I don’t want to become like them. I don’t want to shut good things out of my life because I am afraid. And I don’t want to perpetuate and replicate the fear of others. Dealing with that former client’s fear made me take a good hard look at myself.  It made me wonder, if macro-level “Big Fear” can trickle down to the most mundane actions we take and color all that we do, perhaps the antidote is to take those mundane interactions and make them positive. Perhaps that could result in a sort of “bubble up” process, where little fears are eradicated, leading to larger fears being eliminated.

So, being me, I decided to try an experiment this morning. 

When I first moved to the city, I’d go for a jog and say hello to people as I passed. Over time, I stopped doing this because of all the sour-faced thin-lipped non-reactions I’d get from passerby and fellow joggers. I learned that in the city, you don’t say hello. In the city, we act like “the other” doesn’t exist. Because “the other” is scary.

Well, that’s bullshit. So today, I went for a jog. And I said hello and smiled at 5 people. You know what? 2 of them looked at me in a surprised way, smiled back, and said hello. Sure, 3 of them were rude. But that’s OK. Baby steps.

Maybe if we all start to do one or two little things a day that replace fear with love- as corny as that may sound- our love will replicate and spread like a virus too. Maybe John Lennon was right. Maybe love is the answer. Perhaps love is the weapon that can overcome this culture of fear.

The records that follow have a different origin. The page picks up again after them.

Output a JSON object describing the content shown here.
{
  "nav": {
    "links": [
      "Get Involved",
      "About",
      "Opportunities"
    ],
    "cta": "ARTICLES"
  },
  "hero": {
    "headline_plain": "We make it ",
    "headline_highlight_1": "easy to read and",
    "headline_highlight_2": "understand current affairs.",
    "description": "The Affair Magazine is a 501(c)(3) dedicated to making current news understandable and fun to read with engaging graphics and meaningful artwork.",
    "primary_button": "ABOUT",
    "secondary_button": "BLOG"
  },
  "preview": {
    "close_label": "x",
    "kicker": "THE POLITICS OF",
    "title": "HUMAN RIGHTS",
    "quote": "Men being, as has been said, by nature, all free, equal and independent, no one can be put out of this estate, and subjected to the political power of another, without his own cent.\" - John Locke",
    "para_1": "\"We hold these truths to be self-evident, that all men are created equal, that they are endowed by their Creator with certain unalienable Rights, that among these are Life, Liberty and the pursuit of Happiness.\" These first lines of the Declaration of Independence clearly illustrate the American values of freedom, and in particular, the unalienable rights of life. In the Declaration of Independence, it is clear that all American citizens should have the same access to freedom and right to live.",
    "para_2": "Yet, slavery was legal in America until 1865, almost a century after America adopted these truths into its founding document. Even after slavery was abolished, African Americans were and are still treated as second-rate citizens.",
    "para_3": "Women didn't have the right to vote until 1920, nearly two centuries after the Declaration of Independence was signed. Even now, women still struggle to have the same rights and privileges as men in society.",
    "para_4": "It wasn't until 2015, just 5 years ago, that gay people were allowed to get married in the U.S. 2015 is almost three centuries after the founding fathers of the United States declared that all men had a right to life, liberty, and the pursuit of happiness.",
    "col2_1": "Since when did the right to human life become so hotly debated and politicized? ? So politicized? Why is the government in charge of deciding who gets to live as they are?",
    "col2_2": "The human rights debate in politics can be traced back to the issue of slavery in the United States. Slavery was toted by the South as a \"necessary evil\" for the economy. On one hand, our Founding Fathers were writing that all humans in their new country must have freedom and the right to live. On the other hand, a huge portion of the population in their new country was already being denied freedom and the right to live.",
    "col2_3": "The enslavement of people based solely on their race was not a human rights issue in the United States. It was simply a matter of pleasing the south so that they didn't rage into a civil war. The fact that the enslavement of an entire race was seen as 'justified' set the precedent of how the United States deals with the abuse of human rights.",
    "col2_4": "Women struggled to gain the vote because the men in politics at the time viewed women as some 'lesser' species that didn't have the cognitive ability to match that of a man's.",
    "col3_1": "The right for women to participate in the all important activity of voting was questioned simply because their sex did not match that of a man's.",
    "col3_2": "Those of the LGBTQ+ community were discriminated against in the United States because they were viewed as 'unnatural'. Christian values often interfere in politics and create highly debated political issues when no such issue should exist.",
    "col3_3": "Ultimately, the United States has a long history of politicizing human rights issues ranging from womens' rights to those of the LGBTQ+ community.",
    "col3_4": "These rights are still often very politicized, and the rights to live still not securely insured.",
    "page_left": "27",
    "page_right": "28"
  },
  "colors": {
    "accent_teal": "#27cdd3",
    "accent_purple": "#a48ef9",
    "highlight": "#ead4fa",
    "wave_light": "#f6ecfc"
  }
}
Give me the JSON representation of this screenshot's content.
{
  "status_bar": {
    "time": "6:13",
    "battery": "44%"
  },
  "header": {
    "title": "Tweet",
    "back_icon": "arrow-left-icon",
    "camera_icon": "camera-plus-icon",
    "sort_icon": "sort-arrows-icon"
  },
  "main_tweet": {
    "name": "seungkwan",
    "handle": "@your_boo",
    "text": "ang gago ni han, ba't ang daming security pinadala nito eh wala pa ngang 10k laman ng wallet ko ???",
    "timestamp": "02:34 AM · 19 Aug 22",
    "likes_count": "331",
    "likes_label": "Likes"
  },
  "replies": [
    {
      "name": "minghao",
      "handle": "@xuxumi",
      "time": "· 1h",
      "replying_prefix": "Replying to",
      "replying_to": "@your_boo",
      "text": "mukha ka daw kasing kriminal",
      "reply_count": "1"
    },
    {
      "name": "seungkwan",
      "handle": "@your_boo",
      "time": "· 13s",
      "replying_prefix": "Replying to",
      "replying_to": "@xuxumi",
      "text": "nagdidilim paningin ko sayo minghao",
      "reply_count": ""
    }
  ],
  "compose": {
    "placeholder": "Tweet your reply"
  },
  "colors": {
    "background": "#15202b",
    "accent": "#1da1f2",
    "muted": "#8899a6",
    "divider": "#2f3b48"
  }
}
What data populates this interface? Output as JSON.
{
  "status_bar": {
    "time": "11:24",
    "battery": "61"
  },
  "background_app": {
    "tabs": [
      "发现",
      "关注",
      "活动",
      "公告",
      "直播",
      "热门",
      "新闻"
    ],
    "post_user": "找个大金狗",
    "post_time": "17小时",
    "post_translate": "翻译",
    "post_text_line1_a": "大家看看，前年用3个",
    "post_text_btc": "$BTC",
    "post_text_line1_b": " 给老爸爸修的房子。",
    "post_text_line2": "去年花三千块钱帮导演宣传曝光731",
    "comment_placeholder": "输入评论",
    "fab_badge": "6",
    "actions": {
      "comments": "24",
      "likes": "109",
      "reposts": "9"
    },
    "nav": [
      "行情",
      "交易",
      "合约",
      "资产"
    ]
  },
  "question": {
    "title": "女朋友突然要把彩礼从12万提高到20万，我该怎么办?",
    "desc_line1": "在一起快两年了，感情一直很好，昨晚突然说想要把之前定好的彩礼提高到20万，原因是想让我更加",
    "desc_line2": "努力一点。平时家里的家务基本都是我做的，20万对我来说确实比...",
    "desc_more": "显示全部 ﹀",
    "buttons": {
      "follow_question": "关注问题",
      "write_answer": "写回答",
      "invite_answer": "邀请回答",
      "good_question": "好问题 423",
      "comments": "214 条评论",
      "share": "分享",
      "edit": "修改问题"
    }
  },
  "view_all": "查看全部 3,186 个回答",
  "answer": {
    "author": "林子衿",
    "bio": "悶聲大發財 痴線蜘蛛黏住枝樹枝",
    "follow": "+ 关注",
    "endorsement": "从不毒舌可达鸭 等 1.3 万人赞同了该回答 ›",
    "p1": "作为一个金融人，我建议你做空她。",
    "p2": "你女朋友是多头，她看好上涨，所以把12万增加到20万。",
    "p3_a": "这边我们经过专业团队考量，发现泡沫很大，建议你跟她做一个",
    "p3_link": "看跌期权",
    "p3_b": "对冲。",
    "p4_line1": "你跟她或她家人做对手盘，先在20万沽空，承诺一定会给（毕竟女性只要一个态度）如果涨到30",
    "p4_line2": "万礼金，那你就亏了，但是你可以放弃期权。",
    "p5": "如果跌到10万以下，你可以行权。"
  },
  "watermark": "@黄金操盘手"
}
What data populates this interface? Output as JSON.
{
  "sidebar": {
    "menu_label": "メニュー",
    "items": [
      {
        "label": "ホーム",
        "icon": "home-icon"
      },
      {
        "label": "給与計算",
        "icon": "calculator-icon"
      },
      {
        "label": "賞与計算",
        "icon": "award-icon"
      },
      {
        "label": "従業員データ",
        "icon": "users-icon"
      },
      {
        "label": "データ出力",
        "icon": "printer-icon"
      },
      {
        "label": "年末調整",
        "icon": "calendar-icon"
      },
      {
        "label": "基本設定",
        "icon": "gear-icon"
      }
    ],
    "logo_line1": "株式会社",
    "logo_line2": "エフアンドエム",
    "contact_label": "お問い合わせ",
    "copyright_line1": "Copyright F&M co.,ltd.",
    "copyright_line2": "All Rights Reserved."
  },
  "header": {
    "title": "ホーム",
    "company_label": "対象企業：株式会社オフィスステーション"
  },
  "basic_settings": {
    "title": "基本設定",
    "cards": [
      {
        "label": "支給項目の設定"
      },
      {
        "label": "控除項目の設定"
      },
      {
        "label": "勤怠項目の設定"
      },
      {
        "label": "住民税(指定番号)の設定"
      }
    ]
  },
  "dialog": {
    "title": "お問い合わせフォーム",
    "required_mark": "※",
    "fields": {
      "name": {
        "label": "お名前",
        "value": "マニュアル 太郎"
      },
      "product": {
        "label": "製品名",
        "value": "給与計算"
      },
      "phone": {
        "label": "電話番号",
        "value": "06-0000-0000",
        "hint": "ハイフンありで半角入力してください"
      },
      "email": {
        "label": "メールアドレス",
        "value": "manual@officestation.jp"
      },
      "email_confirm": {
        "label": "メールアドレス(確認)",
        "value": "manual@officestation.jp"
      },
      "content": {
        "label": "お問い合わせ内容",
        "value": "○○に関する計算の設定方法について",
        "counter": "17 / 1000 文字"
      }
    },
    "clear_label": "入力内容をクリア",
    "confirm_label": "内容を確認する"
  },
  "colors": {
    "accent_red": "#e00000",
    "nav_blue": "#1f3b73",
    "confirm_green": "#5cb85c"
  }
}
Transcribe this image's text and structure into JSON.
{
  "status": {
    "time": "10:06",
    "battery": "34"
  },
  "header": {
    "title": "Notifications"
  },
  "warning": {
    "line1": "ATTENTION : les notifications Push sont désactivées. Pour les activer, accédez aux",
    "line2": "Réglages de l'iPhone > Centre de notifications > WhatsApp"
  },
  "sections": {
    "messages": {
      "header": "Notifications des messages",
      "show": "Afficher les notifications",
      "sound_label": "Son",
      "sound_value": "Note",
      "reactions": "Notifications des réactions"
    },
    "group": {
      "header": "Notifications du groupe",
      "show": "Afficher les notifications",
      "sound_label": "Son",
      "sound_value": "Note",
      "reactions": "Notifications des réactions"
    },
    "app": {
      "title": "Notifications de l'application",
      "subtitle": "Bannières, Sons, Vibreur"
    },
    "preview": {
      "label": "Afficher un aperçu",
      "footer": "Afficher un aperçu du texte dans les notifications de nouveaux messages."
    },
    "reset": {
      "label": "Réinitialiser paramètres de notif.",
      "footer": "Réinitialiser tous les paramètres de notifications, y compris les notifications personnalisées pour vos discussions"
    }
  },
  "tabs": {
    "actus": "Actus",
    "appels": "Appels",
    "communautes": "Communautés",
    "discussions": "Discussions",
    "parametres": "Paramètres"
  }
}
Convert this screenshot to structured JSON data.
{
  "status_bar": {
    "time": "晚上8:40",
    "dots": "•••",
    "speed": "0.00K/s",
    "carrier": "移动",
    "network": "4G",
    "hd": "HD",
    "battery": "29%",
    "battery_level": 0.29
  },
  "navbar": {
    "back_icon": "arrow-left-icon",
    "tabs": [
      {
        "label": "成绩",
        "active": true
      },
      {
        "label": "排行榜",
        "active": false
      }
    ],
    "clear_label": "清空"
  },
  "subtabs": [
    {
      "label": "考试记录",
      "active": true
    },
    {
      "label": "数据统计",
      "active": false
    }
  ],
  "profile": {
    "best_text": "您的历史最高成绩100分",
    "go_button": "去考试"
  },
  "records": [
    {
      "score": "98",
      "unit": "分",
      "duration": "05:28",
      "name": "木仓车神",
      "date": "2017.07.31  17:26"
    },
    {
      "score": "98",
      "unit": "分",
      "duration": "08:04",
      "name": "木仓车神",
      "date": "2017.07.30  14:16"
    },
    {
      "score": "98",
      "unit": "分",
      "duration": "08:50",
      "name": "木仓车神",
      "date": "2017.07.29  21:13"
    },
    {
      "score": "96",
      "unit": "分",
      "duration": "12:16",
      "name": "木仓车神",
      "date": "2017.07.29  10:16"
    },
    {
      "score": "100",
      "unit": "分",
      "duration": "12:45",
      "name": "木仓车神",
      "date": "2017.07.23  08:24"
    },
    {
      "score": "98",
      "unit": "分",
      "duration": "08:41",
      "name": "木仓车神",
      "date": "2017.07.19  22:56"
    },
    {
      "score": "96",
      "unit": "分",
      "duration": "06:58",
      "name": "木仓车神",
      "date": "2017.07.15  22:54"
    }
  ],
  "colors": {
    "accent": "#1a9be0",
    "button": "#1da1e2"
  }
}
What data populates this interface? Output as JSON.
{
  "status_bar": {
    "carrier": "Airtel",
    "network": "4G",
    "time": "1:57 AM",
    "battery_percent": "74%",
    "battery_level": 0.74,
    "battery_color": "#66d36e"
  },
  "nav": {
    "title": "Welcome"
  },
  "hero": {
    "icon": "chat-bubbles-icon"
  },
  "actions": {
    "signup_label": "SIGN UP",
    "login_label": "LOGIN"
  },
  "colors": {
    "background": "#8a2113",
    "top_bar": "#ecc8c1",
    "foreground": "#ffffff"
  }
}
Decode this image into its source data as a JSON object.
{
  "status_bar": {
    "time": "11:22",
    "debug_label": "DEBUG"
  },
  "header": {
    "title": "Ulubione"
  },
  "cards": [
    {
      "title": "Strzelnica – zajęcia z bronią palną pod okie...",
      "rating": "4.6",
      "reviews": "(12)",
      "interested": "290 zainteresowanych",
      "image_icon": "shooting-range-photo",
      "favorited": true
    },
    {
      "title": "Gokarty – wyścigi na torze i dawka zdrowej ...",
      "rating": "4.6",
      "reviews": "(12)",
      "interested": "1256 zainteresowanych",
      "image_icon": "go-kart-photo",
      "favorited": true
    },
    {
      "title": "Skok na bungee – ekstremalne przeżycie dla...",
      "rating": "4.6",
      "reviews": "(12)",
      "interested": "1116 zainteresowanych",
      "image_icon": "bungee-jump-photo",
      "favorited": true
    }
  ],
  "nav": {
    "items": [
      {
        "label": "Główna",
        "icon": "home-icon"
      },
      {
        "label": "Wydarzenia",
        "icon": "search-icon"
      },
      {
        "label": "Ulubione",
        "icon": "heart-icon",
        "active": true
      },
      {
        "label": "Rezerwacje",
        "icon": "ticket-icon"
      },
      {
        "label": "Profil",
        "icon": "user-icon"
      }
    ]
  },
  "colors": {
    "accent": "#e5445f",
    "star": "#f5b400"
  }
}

I’m not advocating that we let other people take advantage of us. I’m only advocating that we don’t let the dark side win by ceding ground to it on a personal level. We can control how we interact with others.

It can’t hurt to try.

Posted by in Uncategorized

Permalink Leave a comment

About PatrickOrtman, Inc.

PatrickOrtman, Inc. is one of the top-rated video production companies in Los Angeles and New York City. We make high-end corporate videos, and commercials for TV and digital for clients that include 11 Fortune 500s.